Russia’s state-owned tanker company Sovcomflot has reported third-quarter and nine-month financial results [1] showing that it continues to lose fleet operating revenues and run at a loss. In the nine months to September 30, the company says its time-charter equivalent (TCE) revenues were $657.2 million, down 1.6% on the same period of last year. Fleet operating costs were up by 7% to $284 million, primarily because of a jump in charter hire payments. On the bottom line, Sovcomflot says it ran a 9-month loss of $8.6 million; a year ago it was in the black at $42.5 million.

The third-quarter trend was more positive. TCE came to $236.9 million, a gain over the second quarter of 8.4%. Vessel operating profit came to $26.8 million, a threefold increase over the second-quarter result. On the bottom line, there was a net profit in the latest period of $5.8 million, compared with a 2nd quarter loss of $16.4 million.

There was a slight decline in Sovcomflot’s crude oil business this year compared to last, from 42% to 40% of TCE. Offsetting that has been a 2 percentage point pickup in the fleet offshore business to 23.2%. Petroleum product tankers and gas transportation are stable at 25% and 5%, respectively.
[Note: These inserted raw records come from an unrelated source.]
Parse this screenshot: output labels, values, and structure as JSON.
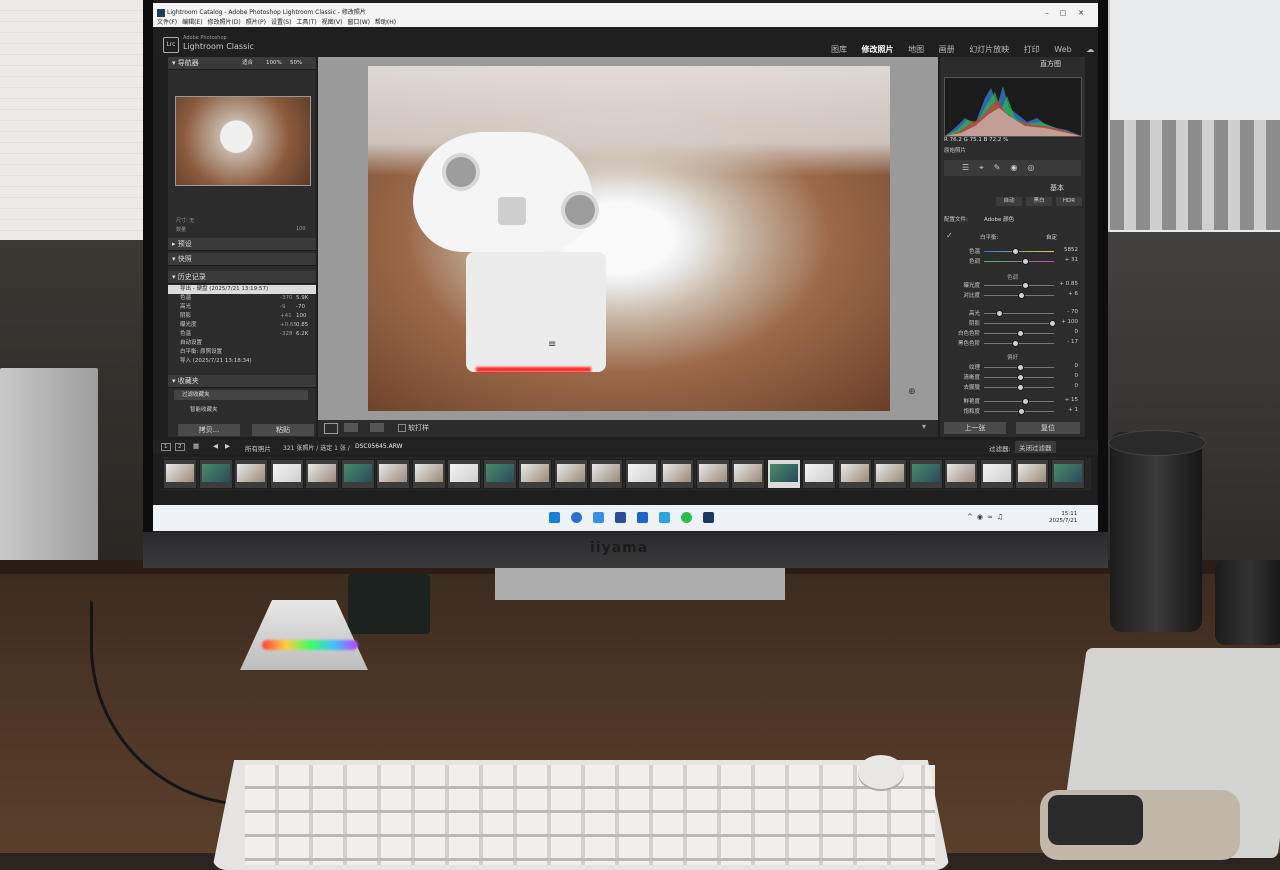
{
  "window": {
    "title": "Lightroom Catalog - Adobe Photoshop Lightroom Classic - 修改照片",
    "menus": [
      "文件(F)",
      "编辑(E)",
      "修改照片(D)",
      "照片(P)",
      "设置(S)",
      "工具(T)",
      "视图(V)",
      "窗口(W)",
      "帮助(H)"
    ]
  },
  "app": {
    "logo": "Lrc",
    "vendor": "Adobe Photoshop",
    "name": "Lightroom Classic",
    "modules": [
      "图库",
      "修改照片",
      "地图",
      "画册",
      "幻灯片放映",
      "打印",
      "Web"
    ],
    "active_module": "修改照片"
  },
  "left_panel": {
    "navigator": {
      "title": "导航器",
      "zoom_options": [
        "适合",
        "100%",
        "50%"
      ]
    },
    "size_label": "尺寸: 无",
    "amount_label": "数量",
    "amount_value": "100",
    "presets": "预设",
    "snapshots": "快照",
    "history": {
      "title": "历史记录",
      "items": [
        {
          "label": "导出 - 硬盘 (2025/7/21 13:19:57)",
          "v1": "",
          "v2": "",
          "selected": true
        },
        {
          "label": "色温",
          "v1": "-370",
          "v2": "5.9K",
          "selected": false
        },
        {
          "label": "高光",
          "v1": "-9",
          "v2": "-70",
          "selected": false
        },
        {
          "label": "阴影",
          "v1": "+41",
          "v2": "100",
          "selected": false
        },
        {
          "label": "曝光度",
          "v1": "+0.65",
          "v2": "0.85",
          "selected": false
        },
        {
          "label": "色温",
          "v1": "-328",
          "v2": "6.2K",
          "selected": false
        },
        {
          "label": "自动设置",
          "v1": "",
          "v2": "",
          "selected": false
        },
        {
          "label": "白平衡: 原照设置",
          "v1": "",
          "v2": "",
          "selected": false
        },
        {
          "label": "导入 (2025/7/21 13:18:34)",
          "v1": "",
          "v2": "",
          "selected": false
        }
      ]
    },
    "collections": {
      "title": "收藏夹",
      "filter": "过滤收藏夹",
      "smart": "智能收藏夹"
    },
    "copy_btn": "拷贝...",
    "paste_btn": "粘贴"
  },
  "toolbar": {
    "soft_proof": "软打样"
  },
  "right_panel": {
    "histogram_title": "直方图",
    "values": "R 76.2  G 75.1  B 72.2 %",
    "original_photo": "原始照片",
    "basic_title": "基本",
    "treatment": [
      "自动",
      "黑白",
      "HDR"
    ],
    "profile_label": "配置文件:",
    "profile_value": "Adobe 颜色",
    "wb_label": "白平衡:",
    "wb_value": "自定",
    "tone_label": "色调",
    "presence_label": "偏好",
    "sliders": [
      {
        "label": "色温",
        "value": "5852",
        "pos": 0.42
      },
      {
        "label": "色调",
        "value": "+ 31",
        "pos": 0.58
      },
      {
        "label": "曝光度",
        "value": "+ 0.85",
        "pos": 0.58
      },
      {
        "label": "对比度",
        "value": "+ 6",
        "pos": 0.52
      },
      {
        "label": "高光",
        "value": "- 70",
        "pos": 0.18
      },
      {
        "label": "阴影",
        "value": "+ 100",
        "pos": 0.98
      },
      {
        "label": "白色色阶",
        "value": "0",
        "pos": 0.5
      },
      {
        "label": "黑色色阶",
        "value": "- 17",
        "pos": 0.42
      },
      {
        "label": "纹理",
        "value": "0",
        "pos": 0.5
      },
      {
        "label": "清晰度",
        "value": "0",
        "pos": 0.5
      },
      {
        "label": "去朦胧",
        "value": "0",
        "pos": 0.5
      },
      {
        "label": "鲜艳度",
        "value": "+ 15",
        "pos": 0.57
      },
      {
        "label": "饱和度",
        "value": "+ 1",
        "pos": 0.51
      }
    ],
    "prev_btn": "上一张",
    "reset_btn": "复位"
  },
  "filmstrip": {
    "pages": [
      "1",
      "2"
    ],
    "source": "所有照片",
    "count_text": "321 张照片 / 选定 1 张 /",
    "filename": "DSC05645.ARW",
    "filter_label": "过滤器:",
    "filter_value": "关闭过滤器",
    "thumb_count": 26,
    "selected_index": 17
  },
  "taskbar": {
    "time": "15:11",
    "date": "2025/7/21"
  },
  "monitor_brand": "iiyama",
  "colors": {
    "lr_panel": "#2c2c2c",
    "lr_header": "#1f1f1f",
    "taskbar": "#eef1f6",
    "accent_led": "#ff2a2a"
  }
}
Debt is now $27 million above its June 30 level at $1.994 billion, and according to chief financial officer, Nikolai Kolesnikov (image right), “the Group is on track to secure post-delivery debt financing for its remaining vessels under construction.”

The company cautions that in London where it has lost an 8-year litigation against former chief executives Dmitry Skarga and Tagir Izmailov, “it is possible that the Group will face further liabilities.” Former chartering partner Yury Nikitin is suing Sovcomflot for recovery of $184.1 million. Nikitin’s lawyer Mike Lax said today’s financial report reference, though ambiguously worded, “is the first time Sovcomflot has acknowledged its potential liability for freezing Mr Nikitin’s assets for so many years.” In its financial report for 2012 [2], Sovcomflot had dismissed the Nikitin claim as “without merit, the claimed amount is speculative, and the likelihood of this claim being successful is remote…Accordingly, no provision has been made.”

This week in London also, the company paid £4.45 million ($7.1 million), half the court-ordered costs for Skarga. One of chief executive Sergei Frank’s charges against his predecessor’s management of the company between 2000 and 2004 was that Skarga had been too conservative in locking in long-term charter rates for the tanker fleet. This week in a company release [3] Frank (image left) said: “Sovcomflot’s business model remains robust. Our conservative chartering policy, with 65 per cent of vessels engaged in long-term employment and industrial projects, continues to serve the company well.”